### DATA SHOWN:

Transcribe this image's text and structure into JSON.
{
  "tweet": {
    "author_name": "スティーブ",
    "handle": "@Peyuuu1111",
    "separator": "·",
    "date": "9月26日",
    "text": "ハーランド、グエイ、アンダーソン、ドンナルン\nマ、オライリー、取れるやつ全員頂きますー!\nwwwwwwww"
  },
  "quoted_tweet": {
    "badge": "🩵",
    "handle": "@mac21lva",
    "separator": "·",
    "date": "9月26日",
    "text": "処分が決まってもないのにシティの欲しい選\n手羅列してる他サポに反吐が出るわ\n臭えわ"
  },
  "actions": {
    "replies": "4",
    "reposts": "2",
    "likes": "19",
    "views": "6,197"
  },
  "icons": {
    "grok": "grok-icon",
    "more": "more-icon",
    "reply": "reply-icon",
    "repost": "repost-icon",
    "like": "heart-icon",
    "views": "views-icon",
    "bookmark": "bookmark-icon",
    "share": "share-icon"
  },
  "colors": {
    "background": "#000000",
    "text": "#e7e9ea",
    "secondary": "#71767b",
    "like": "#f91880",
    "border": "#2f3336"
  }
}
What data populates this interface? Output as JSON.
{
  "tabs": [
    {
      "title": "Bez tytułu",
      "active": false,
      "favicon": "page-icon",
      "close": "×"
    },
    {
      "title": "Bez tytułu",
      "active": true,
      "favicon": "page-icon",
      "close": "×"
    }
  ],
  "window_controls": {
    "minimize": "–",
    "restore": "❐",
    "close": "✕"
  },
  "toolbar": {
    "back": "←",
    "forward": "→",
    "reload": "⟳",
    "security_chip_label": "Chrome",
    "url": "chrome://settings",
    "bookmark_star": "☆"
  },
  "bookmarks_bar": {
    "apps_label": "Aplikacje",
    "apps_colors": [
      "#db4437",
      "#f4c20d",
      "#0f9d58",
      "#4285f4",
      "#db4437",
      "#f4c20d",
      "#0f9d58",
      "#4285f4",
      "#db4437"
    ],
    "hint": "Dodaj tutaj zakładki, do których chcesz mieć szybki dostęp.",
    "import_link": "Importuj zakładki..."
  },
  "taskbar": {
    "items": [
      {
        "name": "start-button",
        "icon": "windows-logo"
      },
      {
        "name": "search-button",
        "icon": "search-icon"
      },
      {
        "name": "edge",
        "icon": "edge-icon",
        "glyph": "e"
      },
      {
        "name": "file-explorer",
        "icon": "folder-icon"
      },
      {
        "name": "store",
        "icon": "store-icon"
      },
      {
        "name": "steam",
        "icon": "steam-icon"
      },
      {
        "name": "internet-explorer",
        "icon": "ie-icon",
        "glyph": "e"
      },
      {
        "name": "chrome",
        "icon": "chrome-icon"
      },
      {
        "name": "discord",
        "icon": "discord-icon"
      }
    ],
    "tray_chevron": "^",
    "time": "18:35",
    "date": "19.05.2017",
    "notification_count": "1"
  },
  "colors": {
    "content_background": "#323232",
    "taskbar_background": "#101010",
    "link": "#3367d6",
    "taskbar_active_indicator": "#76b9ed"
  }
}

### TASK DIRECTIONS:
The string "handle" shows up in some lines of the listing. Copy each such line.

### SOLUTION:
    "handle": "@Peyuuu1111",
    "handle": "@mac21lva",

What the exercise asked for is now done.